When presenting the award to the NETL researchers, USGS Director Marcia McNutt said that “their answers and insights helped guide important decisions and made a very real and positive difference during the response to this unprecedented oil spill event.” She specifically lauded their ability to “work together as true teams, irrespective of organizational affiliations, setting aside personal and professional lives to tackle these challenges.”
Shaffer led a group of NETL researchers who contributed to the Plume Analysis Team’s estimates by applying an image analysis technique, called particle image velocimetry (PIV), to evaluate the leak rate from submarine videos of the oil leak jets 5,000 feet below the sea surface. The team’s flow rate estimates of 60,000 barrels per day were very close to later government estimates of 55,000 barrels accumulated from all measurement data. The NETL-developed PIV imaging technology, originally designed to create cleaner fossil energy processes, has been successfully applied to a range of medical, chemical, energy, and other industry systems.
Bromhal and Guthrie led researchers who contributed to the Nodal Analysis Team, which used a variety of approaches to simulate flow restrictions in the oil reservoir and wellbore system to estimate flow rate from the well. The team conducted detailed evaluations related to the uncertainties associated with the oil spill well, wellbore system, and fluids, as well as how those uncertainties related to estimates of the flow rate.

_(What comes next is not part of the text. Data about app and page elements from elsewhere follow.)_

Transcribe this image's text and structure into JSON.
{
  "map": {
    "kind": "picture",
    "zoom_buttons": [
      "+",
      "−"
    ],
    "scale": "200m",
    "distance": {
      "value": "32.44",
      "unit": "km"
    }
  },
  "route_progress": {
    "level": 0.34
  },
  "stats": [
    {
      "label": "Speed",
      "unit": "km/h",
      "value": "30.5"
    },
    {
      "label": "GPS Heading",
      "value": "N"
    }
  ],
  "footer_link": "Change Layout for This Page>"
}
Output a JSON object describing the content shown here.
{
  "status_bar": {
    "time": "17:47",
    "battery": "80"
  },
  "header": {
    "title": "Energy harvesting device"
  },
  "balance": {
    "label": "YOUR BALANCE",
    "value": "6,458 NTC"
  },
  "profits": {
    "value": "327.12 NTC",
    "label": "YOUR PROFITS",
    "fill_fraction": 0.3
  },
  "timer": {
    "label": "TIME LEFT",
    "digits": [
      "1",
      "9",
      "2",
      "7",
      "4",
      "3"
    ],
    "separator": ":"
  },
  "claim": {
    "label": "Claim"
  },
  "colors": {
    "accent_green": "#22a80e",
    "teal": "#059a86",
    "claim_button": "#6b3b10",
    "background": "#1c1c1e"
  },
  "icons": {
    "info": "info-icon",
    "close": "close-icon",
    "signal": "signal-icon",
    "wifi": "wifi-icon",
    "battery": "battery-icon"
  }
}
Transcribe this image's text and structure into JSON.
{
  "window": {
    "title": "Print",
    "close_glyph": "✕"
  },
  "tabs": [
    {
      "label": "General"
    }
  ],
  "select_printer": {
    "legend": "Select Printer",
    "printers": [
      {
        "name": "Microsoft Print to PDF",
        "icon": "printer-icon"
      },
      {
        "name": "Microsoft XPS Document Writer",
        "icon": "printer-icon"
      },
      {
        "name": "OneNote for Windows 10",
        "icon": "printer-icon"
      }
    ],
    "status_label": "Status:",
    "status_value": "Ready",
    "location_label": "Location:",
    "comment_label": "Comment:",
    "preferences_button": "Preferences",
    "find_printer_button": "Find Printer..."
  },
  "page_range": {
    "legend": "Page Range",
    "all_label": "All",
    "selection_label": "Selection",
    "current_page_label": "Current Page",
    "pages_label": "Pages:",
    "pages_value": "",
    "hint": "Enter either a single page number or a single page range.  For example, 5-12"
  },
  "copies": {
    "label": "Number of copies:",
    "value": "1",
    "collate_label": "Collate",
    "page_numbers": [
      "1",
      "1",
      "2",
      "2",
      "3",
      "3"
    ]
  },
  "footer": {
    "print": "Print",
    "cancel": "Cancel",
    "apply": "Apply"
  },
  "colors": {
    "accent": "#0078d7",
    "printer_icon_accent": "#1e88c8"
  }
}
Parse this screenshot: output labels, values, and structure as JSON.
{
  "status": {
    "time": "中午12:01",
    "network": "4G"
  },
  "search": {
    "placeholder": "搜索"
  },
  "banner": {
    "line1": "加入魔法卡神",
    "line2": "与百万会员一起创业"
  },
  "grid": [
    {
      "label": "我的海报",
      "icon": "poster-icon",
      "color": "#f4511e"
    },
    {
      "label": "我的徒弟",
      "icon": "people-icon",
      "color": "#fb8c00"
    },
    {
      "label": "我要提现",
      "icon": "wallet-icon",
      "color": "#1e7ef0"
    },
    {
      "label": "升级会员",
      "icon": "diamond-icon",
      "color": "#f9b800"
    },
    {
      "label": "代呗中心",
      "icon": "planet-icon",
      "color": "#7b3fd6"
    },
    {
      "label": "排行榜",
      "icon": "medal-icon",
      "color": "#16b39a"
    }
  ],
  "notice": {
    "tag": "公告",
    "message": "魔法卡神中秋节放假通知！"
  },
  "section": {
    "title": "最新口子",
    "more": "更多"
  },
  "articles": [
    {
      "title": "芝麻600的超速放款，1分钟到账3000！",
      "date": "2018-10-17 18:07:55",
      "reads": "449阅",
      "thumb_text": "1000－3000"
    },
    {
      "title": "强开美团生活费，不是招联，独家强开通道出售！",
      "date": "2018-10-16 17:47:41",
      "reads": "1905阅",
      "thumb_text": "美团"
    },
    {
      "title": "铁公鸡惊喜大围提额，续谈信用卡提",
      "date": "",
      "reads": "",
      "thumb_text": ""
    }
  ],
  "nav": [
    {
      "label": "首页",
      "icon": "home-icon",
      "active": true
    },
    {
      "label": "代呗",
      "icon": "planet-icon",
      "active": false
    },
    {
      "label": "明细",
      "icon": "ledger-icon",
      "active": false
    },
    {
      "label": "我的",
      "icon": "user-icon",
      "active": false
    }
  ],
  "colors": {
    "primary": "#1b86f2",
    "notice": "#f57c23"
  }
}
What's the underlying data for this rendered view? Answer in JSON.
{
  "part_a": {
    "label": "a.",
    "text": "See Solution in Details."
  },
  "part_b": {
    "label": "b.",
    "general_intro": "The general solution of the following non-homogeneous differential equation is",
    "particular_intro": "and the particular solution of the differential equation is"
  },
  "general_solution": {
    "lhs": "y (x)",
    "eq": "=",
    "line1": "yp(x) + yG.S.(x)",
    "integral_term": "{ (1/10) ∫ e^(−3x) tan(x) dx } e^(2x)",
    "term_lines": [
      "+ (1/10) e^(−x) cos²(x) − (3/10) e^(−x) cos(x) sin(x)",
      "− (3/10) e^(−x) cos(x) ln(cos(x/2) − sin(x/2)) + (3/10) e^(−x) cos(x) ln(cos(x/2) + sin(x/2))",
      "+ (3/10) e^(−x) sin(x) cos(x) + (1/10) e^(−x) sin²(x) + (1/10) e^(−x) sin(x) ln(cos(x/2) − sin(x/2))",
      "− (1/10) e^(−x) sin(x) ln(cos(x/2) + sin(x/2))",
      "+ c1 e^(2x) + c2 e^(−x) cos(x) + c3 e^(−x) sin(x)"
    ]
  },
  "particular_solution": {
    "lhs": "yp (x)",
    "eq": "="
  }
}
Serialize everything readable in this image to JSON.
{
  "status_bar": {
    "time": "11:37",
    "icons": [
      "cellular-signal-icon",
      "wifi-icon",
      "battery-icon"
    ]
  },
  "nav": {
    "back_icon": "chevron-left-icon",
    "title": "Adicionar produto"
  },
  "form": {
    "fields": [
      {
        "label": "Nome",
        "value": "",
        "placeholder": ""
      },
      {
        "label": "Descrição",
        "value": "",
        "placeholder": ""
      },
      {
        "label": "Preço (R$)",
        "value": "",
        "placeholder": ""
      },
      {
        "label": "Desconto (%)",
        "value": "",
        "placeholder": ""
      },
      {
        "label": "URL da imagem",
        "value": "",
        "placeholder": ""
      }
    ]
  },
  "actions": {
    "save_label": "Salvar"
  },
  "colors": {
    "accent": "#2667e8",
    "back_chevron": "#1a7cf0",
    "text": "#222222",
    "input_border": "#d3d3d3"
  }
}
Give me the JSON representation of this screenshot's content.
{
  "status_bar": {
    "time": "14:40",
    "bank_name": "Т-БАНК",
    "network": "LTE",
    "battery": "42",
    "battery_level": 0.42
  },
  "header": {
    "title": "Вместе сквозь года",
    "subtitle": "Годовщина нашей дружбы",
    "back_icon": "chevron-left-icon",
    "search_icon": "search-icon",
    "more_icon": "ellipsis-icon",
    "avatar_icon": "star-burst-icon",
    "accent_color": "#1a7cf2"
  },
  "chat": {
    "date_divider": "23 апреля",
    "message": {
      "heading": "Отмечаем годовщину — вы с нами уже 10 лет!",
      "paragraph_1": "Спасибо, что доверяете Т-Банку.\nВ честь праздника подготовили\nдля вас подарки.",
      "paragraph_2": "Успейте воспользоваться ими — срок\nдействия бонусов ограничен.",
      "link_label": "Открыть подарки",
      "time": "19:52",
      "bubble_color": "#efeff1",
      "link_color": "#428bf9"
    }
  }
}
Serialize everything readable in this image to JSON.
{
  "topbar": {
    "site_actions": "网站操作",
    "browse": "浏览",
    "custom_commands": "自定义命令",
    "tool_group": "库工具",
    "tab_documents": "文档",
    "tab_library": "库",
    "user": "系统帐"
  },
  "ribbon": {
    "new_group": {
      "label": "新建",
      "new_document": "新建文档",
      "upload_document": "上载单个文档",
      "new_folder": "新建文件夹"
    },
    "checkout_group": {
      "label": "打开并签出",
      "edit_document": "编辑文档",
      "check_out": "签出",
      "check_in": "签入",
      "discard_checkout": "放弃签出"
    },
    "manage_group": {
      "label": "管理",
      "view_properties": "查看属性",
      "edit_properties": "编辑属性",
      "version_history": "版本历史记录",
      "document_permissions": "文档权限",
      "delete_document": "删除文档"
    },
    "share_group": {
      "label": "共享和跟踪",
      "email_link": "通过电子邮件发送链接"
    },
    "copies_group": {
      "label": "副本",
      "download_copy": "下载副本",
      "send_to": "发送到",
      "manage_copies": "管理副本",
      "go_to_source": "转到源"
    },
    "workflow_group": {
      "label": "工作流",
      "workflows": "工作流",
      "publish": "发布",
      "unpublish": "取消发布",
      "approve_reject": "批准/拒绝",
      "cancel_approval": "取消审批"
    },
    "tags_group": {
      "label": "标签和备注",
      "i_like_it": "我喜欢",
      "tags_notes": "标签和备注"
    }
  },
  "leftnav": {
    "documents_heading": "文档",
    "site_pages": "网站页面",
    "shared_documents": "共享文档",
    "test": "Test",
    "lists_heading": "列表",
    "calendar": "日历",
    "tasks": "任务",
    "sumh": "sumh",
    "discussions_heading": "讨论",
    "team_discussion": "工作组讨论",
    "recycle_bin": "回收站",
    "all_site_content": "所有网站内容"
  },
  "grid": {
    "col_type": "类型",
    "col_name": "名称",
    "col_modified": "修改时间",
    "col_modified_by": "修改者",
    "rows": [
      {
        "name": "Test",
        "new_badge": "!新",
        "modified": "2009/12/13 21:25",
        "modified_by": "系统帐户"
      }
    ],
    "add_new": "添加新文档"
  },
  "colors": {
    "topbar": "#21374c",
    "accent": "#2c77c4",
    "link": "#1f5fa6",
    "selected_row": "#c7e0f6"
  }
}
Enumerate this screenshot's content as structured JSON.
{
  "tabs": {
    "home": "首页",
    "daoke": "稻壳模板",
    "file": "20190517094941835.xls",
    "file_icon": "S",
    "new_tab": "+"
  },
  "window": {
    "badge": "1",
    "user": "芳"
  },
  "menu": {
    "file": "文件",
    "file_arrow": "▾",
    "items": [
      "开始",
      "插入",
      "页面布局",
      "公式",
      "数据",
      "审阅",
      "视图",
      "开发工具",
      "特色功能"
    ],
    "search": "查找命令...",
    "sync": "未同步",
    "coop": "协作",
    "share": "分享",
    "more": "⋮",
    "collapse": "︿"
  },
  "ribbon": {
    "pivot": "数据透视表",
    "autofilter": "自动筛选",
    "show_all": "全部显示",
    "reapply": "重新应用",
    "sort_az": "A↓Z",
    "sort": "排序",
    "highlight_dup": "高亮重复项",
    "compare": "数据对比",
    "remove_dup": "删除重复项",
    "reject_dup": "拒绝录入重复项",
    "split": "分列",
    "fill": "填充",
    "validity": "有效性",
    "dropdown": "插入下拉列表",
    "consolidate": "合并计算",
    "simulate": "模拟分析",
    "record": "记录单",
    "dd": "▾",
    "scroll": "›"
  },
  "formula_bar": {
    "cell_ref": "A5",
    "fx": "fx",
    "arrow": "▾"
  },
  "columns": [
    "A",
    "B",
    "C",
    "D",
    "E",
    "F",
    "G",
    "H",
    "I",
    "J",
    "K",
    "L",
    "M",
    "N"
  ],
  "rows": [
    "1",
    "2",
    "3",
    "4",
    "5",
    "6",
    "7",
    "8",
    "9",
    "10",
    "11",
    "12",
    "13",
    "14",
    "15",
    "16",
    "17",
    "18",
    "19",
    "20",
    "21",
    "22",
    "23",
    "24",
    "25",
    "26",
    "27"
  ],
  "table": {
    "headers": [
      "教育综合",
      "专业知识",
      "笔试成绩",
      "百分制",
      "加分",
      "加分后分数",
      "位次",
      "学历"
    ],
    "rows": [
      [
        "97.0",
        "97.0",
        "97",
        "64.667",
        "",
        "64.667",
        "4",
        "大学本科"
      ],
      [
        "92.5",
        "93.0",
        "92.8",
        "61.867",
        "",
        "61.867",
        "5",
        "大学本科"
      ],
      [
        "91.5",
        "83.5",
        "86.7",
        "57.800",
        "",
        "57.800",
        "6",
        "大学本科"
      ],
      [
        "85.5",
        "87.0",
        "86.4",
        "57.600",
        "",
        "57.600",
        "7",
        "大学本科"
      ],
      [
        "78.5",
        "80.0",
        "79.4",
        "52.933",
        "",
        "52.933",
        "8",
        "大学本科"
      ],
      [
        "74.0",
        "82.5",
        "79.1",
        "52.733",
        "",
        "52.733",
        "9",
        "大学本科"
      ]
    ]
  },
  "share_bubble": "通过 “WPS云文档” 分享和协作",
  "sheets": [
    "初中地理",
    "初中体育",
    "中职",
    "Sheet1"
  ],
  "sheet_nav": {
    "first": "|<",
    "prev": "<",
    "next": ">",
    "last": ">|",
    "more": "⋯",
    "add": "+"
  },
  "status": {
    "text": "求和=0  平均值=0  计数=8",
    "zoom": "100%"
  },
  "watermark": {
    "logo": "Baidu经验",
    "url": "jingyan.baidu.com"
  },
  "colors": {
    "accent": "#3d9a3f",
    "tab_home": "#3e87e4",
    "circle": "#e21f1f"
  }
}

The Nodal Analysis Team consisted of sub-teams from NETL and four other DOE national laboratories: Pacific Northwest National Laboratory, Lawrence Berkeley, Los Alamos, and Lawrence Livermore.